I said to them ‘it doesn’t feel right, stop it, what’s going on, I don’t want to do it’, but nobody responded
Patient A, upon being forced to deliver her premature baby vaginally, instead of by caesarean, as she wanted

Two other doctors subsequently carried out a caesarean section to remove her son’s head, which was reattached to his body so his mother could hold him to say goodbye.

Charles Garside QC, a lawyer for the General Medical Council, said: “The baby had a heartbeat, it was slow, but it was not dead. The choice was taken by Dr Laxman to try a vaginal delivery and this was the wrong choice. They should never use a vaginal delivery in that situation.

“New babies are fragile, but this tiny baby was more fragile, and being pulled or twisted could do a lot more damage.’’

Patient A’s waters had broken early at 25 weeks and upon examination her unborn baby was found to have a prolapsed cord, and was in a breech position while the mother’s cervix was about 2-3cm dilated. It can be up to 10cm when fully dilated.

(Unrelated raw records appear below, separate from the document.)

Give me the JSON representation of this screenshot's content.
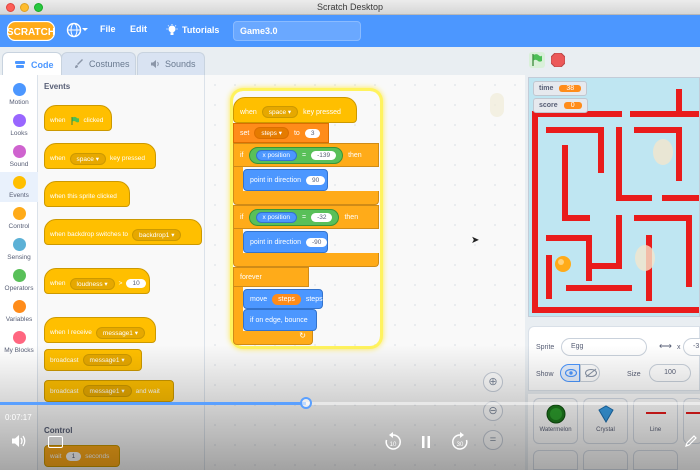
{
  "window": {
    "title": "Scratch Desktop"
  },
  "menu": {
    "logo": "SCRATCH",
    "file": "File",
    "edit": "Edit",
    "tutorials": "Tutorials",
    "project_title": "Game3.0"
  },
  "tabs": {
    "code": "Code",
    "costumes": "Costumes",
    "sounds": "Sounds"
  },
  "categories": [
    {
      "label": "Motion",
      "color": "#4c97ff"
    },
    {
      "label": "Looks",
      "color": "#9966ff"
    },
    {
      "label": "Sound",
      "color": "#cf63cf"
    },
    {
      "label": "Events",
      "color": "#ffbf00"
    },
    {
      "label": "Control",
      "color": "#ffab19"
    },
    {
      "label": "Sensing",
      "color": "#5cb1d6"
    },
    {
      "label": "Operators",
      "color": "#59c059"
    },
    {
      "label": "Variables",
      "color": "#ff8c1a"
    },
    {
      "label": "My Blocks",
      "color": "#ff6680"
    }
  ],
  "palette": {
    "events_title": "Events",
    "control_title": "Control",
    "when": "when",
    "clicked": "clicked",
    "space": "space",
    "key_pressed": "key pressed",
    "when_sprite_clicked": "when this sprite clicked",
    "when_backdrop": "when backdrop switches to",
    "backdrop1": "backdrop1",
    "loudness": "loudness",
    "gt": ">",
    "loud_val": "10",
    "when_i_receive": "when I receive",
    "message1": "message1",
    "broadcast": "broadcast",
    "and_wait": "and wait",
    "wait": "wait",
    "wait_val": "1",
    "seconds": "seconds"
  },
  "script": {
    "when": "when",
    "key": "space",
    "key_pressed": "key pressed",
    "set": "set",
    "var": "steps",
    "to": "to",
    "set_val": "3",
    "if1": "if",
    "x_position": "x position",
    "eq": "=",
    "if1_val": "-139",
    "then": "then",
    "point_in_direction": "point in direction",
    "dir1": "90",
    "if2": "if",
    "if2_val": "-32",
    "dir2": "-90",
    "forever": "forever",
    "move": "move",
    "steps_label": "steps",
    "on_edge_bounce": "if on edge, bounce"
  },
  "video": {
    "timecode": "0:07:17",
    "progress": 0.437
  },
  "stage": {
    "monitors": [
      {
        "label": "time",
        "value": "38"
      },
      {
        "label": "score",
        "value": "0"
      }
    ]
  },
  "sprite_info": {
    "sprite_label": "Sprite",
    "sprite_name": "Egg",
    "x_label": "x",
    "x_value": "-3",
    "show_label": "Show",
    "size_label": "Size",
    "size_value": "100"
  },
  "sprites": [
    {
      "name": "Watermelon"
    },
    {
      "name": "Crystal"
    },
    {
      "name": "Line"
    }
  ]
}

In Patient A’s evidence, given while clutching two teddy bears, she told the tribunal she had previously been told because her baby was in breech it would be delivered by caesarean section “if anything happened”.

She said: “I was not given gas and air – I was in pain. I had the doctors putting their hands inside me and I had them pushing on my stomach and then pulling me down.

“I tried to get off the bed but they pulled me back three times and just said they had to get the baby out. They twice tried to cut my cervix and nobody told me they were going to do it. There was no anaesthetic. I said to them ‘it doesn’t feel right, stop it, what’s going on, I don’t want to do it’, but nobody responded to me in any way.”

She told the hearing: “I would never use the word stillborn; he was not stillborn, he was decapitated.”

Addressing Laxman, who denies contributing to the death of the baby, she told her: “I don’t forgive you – I don’t forgive you,” as the doctor, who faces being struck off, stared at the floor. Patient A then looked away as Laxman’s lawyer apologised on her behalf.

Gerard Boyle QC told her: “Dr Laxman has asked me to say she is so very sorry and deeply saddened for the outcome of your baby.

“She knows that no amount of words can or will soften your pain but she is hoping that knowing that what she was trying to do was her very best to deliver your baby quickly and sufficiently and she had best intentions at heart.”

The hearing continues.